Computing That Serves

Efficient Modeling and Verification of Analog/Mixed-Signal Circuits


Thursday, February 7, 2008 - 11:00am


Scott Little, SRC Fellow/PhD Candidate, University of Utah

Analog circuit design is traditionally done by expert designers in an ad hoc manner heavily dependent on SPICE simulation. This method has worked successfully for many years, but recent trends are prompting design managers to explore new and innovative techniques. Process variation for modern processes is increasing which results in significant design effort by analog designers to maintain acceptable yields. The increasing popularity of larger and more complex mixed-signal circuits poses a problem to the simulation dependent validation methodology as simulation of these large circuits is possible for a very limited number of vectors. Formal methods are used successfully to aid in the complex validation problem for digital circuits.
Our research leverages the ideas of digital formal methods and applies them to the analog/mixed-signal (AMS) circuit verification problem. In this talk, I describe a formal model and analysis methods for AMS circuits as well as methods to automatically generate abstract models from common AMS modeling languages. Our analysis procedure uses difference bound matrices (DBMs), a restricted form of convex polygons, to represent the continuous state space of the model. Reachability analysis using DBMs provides very efficient analysis without a significant loss in accuracy. We demonstrate these methods on a case study of several AMS circuits from both academia and industry. The formal verification methods demonstrate the ability to find bugs missed by standard simulations. The abstract modeling methods show the promise of using automatically generated abstract models by demonstrating up to 40x speedup for some examples.

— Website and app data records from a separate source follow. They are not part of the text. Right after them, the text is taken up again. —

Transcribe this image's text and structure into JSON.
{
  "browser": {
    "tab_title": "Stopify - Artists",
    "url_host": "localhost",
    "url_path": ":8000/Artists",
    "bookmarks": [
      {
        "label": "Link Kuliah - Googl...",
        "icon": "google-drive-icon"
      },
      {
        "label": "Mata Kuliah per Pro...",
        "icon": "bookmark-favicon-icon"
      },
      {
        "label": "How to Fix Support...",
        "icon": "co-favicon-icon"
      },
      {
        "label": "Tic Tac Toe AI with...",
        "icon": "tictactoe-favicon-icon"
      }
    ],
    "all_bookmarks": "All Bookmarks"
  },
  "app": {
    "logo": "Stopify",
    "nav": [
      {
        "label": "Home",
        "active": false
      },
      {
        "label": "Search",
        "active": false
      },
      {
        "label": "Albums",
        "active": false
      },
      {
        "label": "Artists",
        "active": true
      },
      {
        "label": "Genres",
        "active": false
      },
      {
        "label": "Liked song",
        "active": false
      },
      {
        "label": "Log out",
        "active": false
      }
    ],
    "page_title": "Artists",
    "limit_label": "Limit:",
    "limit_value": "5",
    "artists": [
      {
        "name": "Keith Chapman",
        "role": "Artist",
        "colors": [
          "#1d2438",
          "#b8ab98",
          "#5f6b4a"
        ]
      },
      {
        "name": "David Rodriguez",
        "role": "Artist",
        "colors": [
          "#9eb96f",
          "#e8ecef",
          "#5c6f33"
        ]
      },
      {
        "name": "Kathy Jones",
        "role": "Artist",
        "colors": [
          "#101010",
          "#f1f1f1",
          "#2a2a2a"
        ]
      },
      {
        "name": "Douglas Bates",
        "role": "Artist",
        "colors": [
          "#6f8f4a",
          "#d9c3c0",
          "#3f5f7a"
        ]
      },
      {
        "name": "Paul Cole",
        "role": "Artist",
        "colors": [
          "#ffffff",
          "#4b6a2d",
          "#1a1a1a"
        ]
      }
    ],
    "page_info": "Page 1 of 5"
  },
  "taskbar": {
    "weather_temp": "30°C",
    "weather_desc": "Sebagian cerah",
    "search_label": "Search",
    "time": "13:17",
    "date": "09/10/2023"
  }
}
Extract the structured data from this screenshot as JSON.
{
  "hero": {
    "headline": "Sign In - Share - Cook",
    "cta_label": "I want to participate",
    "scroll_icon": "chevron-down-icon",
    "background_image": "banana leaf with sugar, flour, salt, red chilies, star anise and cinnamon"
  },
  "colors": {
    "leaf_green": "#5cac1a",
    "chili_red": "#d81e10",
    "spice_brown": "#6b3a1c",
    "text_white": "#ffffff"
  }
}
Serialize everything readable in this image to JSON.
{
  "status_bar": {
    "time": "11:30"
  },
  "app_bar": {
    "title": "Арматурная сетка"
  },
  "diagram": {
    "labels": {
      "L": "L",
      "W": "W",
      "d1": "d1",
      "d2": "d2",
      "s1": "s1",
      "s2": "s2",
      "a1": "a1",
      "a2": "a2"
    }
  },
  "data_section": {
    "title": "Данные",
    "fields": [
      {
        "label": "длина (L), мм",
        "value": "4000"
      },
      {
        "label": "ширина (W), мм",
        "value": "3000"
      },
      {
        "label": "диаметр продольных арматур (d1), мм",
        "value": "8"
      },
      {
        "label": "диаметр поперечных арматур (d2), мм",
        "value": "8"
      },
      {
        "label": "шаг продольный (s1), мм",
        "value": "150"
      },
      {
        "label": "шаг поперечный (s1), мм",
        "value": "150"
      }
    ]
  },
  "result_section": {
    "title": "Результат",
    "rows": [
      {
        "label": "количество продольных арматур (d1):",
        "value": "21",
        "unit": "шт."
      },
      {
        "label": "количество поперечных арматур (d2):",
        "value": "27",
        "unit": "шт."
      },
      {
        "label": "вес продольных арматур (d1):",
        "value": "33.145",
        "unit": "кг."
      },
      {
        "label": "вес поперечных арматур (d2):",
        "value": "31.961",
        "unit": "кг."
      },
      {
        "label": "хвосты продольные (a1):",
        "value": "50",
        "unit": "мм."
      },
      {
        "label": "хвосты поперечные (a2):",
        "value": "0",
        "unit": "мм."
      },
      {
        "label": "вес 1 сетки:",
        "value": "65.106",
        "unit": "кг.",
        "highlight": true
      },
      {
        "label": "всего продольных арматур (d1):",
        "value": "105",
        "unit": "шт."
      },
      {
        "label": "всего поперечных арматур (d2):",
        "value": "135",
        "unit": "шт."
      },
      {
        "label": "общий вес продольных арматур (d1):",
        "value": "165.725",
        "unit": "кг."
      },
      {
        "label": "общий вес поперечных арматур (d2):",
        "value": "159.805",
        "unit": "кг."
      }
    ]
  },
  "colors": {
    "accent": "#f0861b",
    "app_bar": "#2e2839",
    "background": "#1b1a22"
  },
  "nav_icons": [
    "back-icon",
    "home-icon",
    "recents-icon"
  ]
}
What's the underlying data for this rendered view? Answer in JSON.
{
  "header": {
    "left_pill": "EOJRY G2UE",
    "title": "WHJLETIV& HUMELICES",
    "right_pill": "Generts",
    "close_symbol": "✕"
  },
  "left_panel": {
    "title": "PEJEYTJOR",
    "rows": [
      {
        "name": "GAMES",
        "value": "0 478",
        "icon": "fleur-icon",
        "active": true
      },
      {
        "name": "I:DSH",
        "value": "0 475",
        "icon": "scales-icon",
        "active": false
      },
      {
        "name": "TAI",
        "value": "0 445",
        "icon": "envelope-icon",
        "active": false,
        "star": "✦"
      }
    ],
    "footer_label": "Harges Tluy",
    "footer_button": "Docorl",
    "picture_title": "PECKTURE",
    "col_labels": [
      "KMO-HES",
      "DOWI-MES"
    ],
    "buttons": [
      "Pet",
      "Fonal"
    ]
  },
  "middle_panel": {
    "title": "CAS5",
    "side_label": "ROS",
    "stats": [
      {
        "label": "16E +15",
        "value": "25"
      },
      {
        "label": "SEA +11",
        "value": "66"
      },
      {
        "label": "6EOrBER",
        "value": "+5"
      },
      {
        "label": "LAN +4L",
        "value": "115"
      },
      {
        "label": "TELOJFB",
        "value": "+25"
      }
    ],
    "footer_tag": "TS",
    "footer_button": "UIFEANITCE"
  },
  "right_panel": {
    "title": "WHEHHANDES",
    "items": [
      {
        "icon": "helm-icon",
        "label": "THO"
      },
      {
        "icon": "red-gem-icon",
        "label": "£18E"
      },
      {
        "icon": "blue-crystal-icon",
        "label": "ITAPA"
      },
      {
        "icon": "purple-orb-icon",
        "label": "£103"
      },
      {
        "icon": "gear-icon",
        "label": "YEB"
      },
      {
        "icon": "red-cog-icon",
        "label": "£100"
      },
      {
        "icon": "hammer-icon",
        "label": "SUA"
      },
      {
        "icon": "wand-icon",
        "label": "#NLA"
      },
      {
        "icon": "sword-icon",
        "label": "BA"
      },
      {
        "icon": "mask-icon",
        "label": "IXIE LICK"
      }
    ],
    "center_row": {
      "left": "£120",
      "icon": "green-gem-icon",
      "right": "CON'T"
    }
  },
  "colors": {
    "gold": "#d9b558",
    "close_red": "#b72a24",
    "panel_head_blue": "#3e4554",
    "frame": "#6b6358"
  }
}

Scott R. Little received the B.S. degree in computer engineering in 2003 from the University of Utah, Salt Lake City, UT. He is currently an SRC Fellow working toward a Ph.D. in computer science at the University of Utah. His current research interests include formal and semi-formal verification of embedded systems and analog/mixed-signal circuits.